Exercise description »
Repeat the data below exactly, dropping any pictures it holds.

START Records for this exercise

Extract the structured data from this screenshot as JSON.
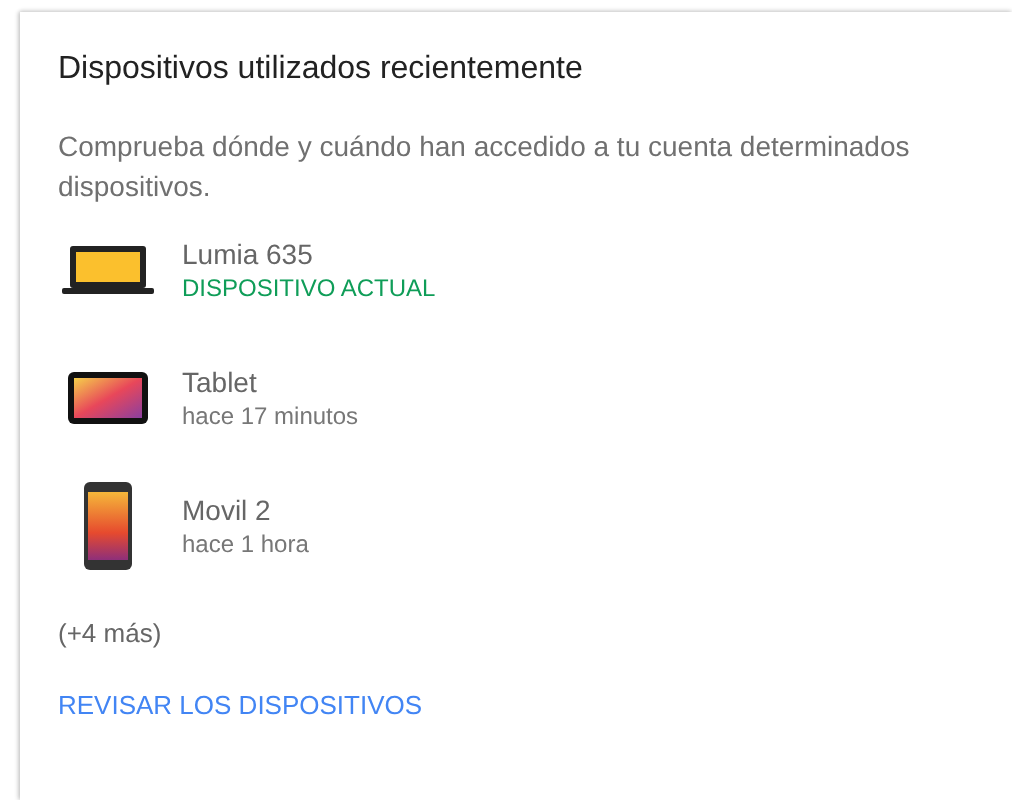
{
  "card": {
    "title": "Dispositivos utilizados recientemente",
    "description": "Comprueba dónde y cuándo han accedido a tu cuenta determinados dispositivos.",
    "devices": [
      {
        "kind": "laptop",
        "name": "Lumia 635",
        "status": "DISPOSITIVO ACTUAL",
        "current": true
      },
      {
        "kind": "tablet",
        "name": "Tablet",
        "status": "hace 17 minutos",
        "current": false
      },
      {
        "kind": "phone",
        "name": "Movil 2",
        "status": "hace 1 hora",
        "current": false
      }
    ],
    "more": "(+4 más)",
    "link": "REVISAR LOS DISPOSITIVOS"
  }
}
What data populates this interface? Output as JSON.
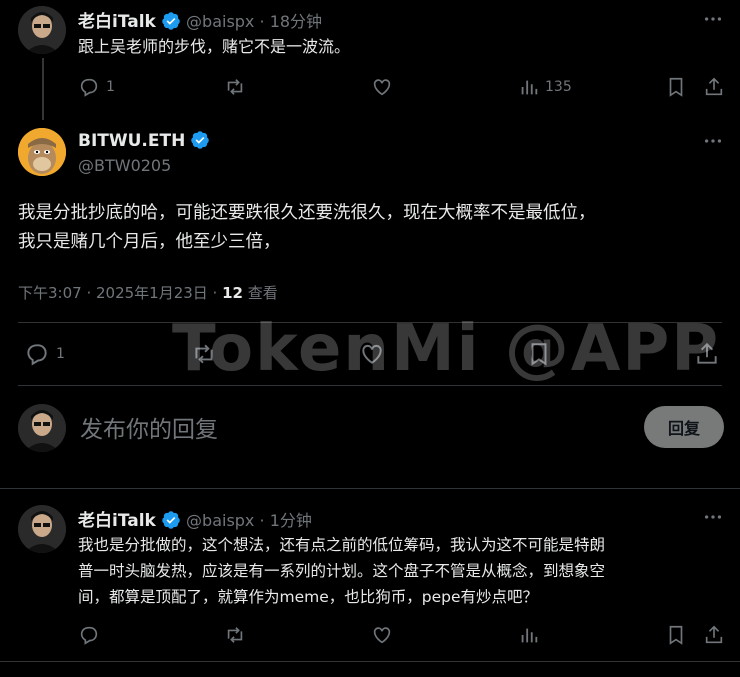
{
  "colors": {
    "background": "#000000",
    "text": "#e7e9ea",
    "muted": "#71767b",
    "accent": "#1d9bf0",
    "divider": "#2f3336"
  },
  "parent_tweet": {
    "name": "老白iTalk",
    "handle": "@baispx",
    "separator": "·",
    "time": "18分钟",
    "text": "跟上吴老师的步伐，赌它不是一波流。",
    "reply_count": "1",
    "views": "135"
  },
  "main_tweet": {
    "name": "BITWU.ETH",
    "handle": "@BTW0205",
    "text_line1": "我是分批抄底的哈，可能还要跌很久还要洗很久，现在大概率不是最低位，",
    "text_line2": "我只是赌几个月后，他至少三倍，",
    "timestamp": "下午3:07 · 2025年1月23日 · ",
    "view_count": "12",
    "view_label": " 查看",
    "reply_count": "1"
  },
  "watermark": "TokenMi @APP",
  "compose": {
    "placeholder": "发布你的回复",
    "button": "回复"
  },
  "reply_tweet": {
    "name": "老白iTalk",
    "handle": "@baispx",
    "separator": "·",
    "time": "1分钟",
    "text_line1": "我也是分批做的，这个想法，还有点之前的低位筹码，我认为这不可能是特朗",
    "text_line2": "普一时头脑发热，应该是有一系列的计划。这个盘子不管是从概念，到想象空",
    "text_line3": "间，都算是顶配了，就算作为meme，也比狗币，pepe有炒点吧？"
  },
  "icons": [
    "more-icon",
    "reply-icon",
    "retweet-icon",
    "like-icon",
    "views-icon",
    "bookmark-icon",
    "share-icon",
    "verified-icon"
  ]
}
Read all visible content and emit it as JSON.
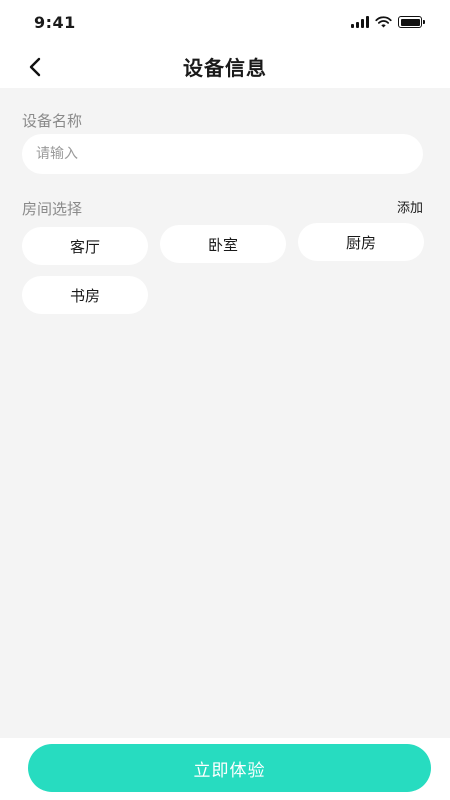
{
  "status_bar": {
    "time": "9:41",
    "icons": [
      "signal-icon",
      "wifi-icon",
      "battery-icon"
    ]
  },
  "nav": {
    "back_icon": "chevron-left-icon",
    "title": "设备信息"
  },
  "form": {
    "name_label": "设备名称",
    "name_placeholder": "请输入",
    "name_value": "",
    "room_label": "房间选择",
    "add_label": "添加",
    "rooms": [
      {
        "label": "客厅"
      },
      {
        "label": "卧室"
      },
      {
        "label": "厨房"
      },
      {
        "label": "书房"
      }
    ]
  },
  "footer": {
    "cta_label": "立即体验"
  },
  "colors": {
    "accent": "#27dcc0",
    "content_bg": "#f4f4f4",
    "label_gray": "#8a8a8a"
  }
}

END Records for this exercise

Solved problem »
Extract the structured data from this screenshot as JSON.
{
  "card": {
    "title": "Dispositivos utilizados recientemente",
    "description": "Comprueba dónde y cuándo han accedido a tu cuenta determinados dispositivos.",
    "devices": [
      {
        "kind": "laptop",
        "name": "Lumia 635",
        "status": "DISPOSITIVO ACTUAL",
        "current": true
      },
      {
        "kind": "tablet",
        "name": "Tablet",
        "status": "hace 17 minutos",
        "current": false
      },
      {
        "kind": "phone",
        "name": "Movil 2",
        "status": "hace 1 hora",
        "current": false
      }
    ],
    "more": "(+4 más)",
    "link": "REVISAR LOS DISPOSITIVOS"
  }
}
What data populates this interface? Output as JSON.
{
  "colors": {
    "background": "#000000",
    "text": "#e7e9ea",
    "muted": "#71767b",
    "accent": "#1d9bf0",
    "divider": "#2f3336"
  },
  "parent_tweet": {
    "name": "老白iTalk",
    "handle": "@baispx",
    "separator": "·",
    "time": "18分钟",
    "text": "跟上吴老师的步伐，赌它不是一波流。",
    "reply_count": "1",
    "views": "135"
  },
  "main_tweet": {
    "name": "BITWU.ETH",
    "handle": "@BTW0205",
    "text_line1": "我是分批抄底的哈，可能还要跌很久还要洗很久，现在大概率不是最低位，",
    "text_line2": "我只是赌几个月后，他至少三倍，",
    "timestamp": "下午3:07 · 2025年1月23日 · ",
    "view_count": "12",
    "view_label": " 查看",
    "reply_count": "1"
  },
  "watermark": "TokenMi @APP",
  "compose": {
    "placeholder": "发布你的回复",
    "button": "回复"
  },
  "reply_tweet": {
    "name": "老白iTalk",
    "handle": "@baispx",
    "separator": "·",
    "time": "1分钟",
    "text_line1": "我也是分批做的，这个想法，还有点之前的低位筹码，我认为这不可能是特朗",
    "text_line2": "普一时头脑发热，应该是有一系列的计划。这个盘子不管是从概念，到想象空",
    "text_line3": "间，都算是顶配了，就算作为meme，也比狗币，pepe有炒点吧？"
  },
  "icons": [
    "more-icon",
    "reply-icon",
    "retweet-icon",
    "like-icon",
    "views-icon",
    "bookmark-icon",
    "share-icon",
    "verified-icon"
  ]
}
Read all visible content and emit it as JSON.
{
  "status_bar": {
    "time": "9:41",
    "icons": [
      "signal-icon",
      "wifi-icon",
      "battery-icon"
    ]
  },
  "nav": {
    "back_icon": "chevron-left-icon",
    "title": "设备信息"
  },
  "form": {
    "name_label": "设备名称",
    "name_placeholder": "请输入",
    "name_value": "",
    "room_label": "房间选择",
    "add_label": "添加",
    "rooms": [
      {
        "label": "客厅"
      },
      {
        "label": "卧室"
      },
      {
        "label": "厨房"
      },
      {
        "label": "书房"
      }
    ]
  },
  "footer": {
    "cta_label": "立即体验"
  },
  "colors": {
    "accent": "#27dcc0",
    "content_bg": "#f4f4f4",
    "label_gray": "#8a8a8a"
  }
}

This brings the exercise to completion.